------ Records supplied ------
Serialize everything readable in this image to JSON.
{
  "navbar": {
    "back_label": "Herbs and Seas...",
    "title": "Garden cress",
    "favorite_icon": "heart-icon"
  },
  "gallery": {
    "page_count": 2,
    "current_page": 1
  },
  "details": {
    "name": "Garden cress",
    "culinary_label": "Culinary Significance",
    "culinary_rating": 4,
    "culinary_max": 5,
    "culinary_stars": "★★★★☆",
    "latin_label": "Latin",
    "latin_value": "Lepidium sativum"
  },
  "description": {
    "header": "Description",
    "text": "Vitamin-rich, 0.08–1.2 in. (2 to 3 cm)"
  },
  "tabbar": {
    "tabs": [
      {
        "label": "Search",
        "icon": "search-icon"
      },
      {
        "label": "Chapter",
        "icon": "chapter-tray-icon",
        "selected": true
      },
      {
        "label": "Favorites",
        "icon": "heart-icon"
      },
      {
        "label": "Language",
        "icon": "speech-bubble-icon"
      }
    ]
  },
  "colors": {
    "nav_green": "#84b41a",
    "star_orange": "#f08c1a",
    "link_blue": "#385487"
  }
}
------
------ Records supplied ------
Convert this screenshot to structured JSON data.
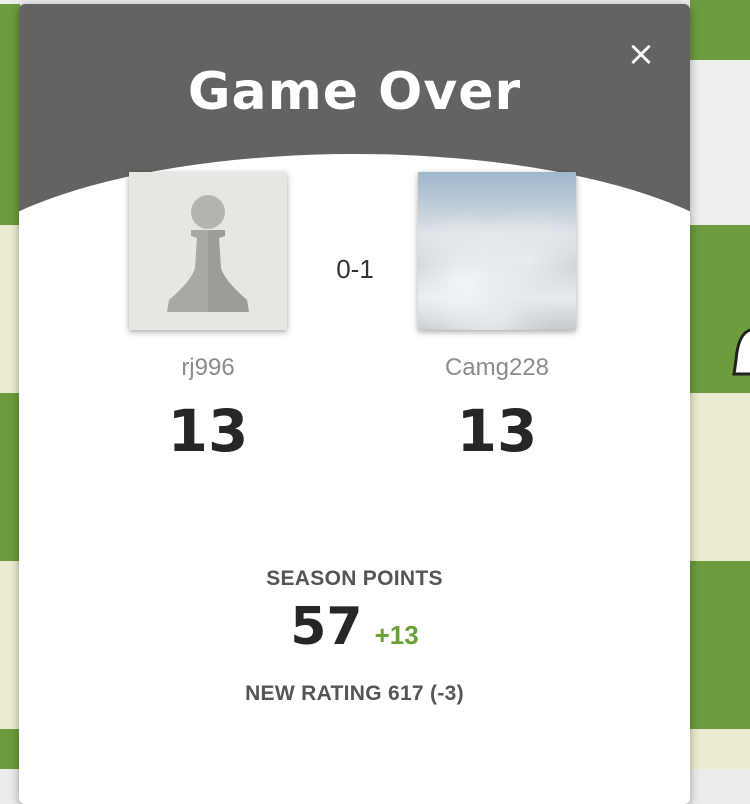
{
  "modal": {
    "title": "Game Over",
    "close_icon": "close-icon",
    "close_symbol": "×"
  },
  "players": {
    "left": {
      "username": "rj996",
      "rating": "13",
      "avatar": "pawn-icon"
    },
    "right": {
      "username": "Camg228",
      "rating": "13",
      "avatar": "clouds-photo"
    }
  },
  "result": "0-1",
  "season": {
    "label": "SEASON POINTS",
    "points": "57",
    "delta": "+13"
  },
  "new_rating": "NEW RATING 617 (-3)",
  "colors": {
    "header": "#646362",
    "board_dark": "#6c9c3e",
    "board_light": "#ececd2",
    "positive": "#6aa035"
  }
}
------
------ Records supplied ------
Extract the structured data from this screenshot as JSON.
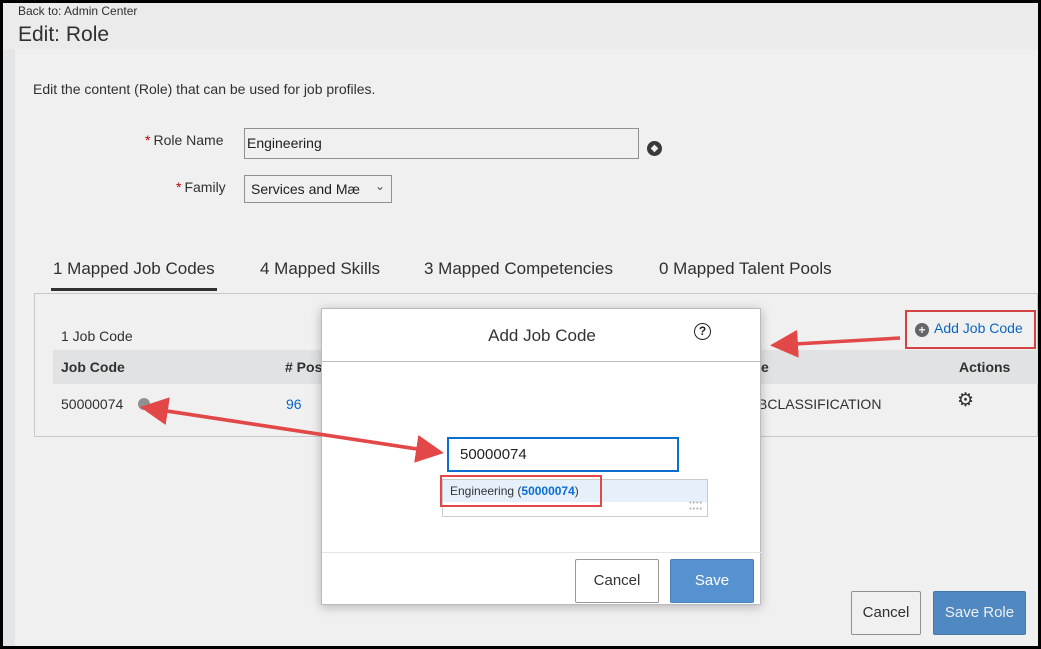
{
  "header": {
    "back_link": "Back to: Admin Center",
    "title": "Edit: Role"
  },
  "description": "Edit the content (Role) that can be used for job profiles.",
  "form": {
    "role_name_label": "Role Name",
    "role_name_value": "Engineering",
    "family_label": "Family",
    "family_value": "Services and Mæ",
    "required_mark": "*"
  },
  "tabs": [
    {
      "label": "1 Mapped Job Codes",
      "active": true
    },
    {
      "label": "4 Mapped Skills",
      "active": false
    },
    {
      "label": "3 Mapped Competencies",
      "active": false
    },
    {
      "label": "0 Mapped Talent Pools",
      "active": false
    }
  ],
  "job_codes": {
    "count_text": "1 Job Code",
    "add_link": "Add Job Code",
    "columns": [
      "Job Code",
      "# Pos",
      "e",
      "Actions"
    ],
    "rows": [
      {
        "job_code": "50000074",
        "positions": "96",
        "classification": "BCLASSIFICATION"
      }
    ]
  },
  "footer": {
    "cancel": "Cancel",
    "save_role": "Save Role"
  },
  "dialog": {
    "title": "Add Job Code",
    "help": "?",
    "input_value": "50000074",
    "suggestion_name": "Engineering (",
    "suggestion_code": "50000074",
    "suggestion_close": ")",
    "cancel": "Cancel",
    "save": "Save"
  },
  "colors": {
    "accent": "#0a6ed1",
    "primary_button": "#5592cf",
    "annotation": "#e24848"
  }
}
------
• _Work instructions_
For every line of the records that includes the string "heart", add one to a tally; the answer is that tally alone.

• _Final answer_
2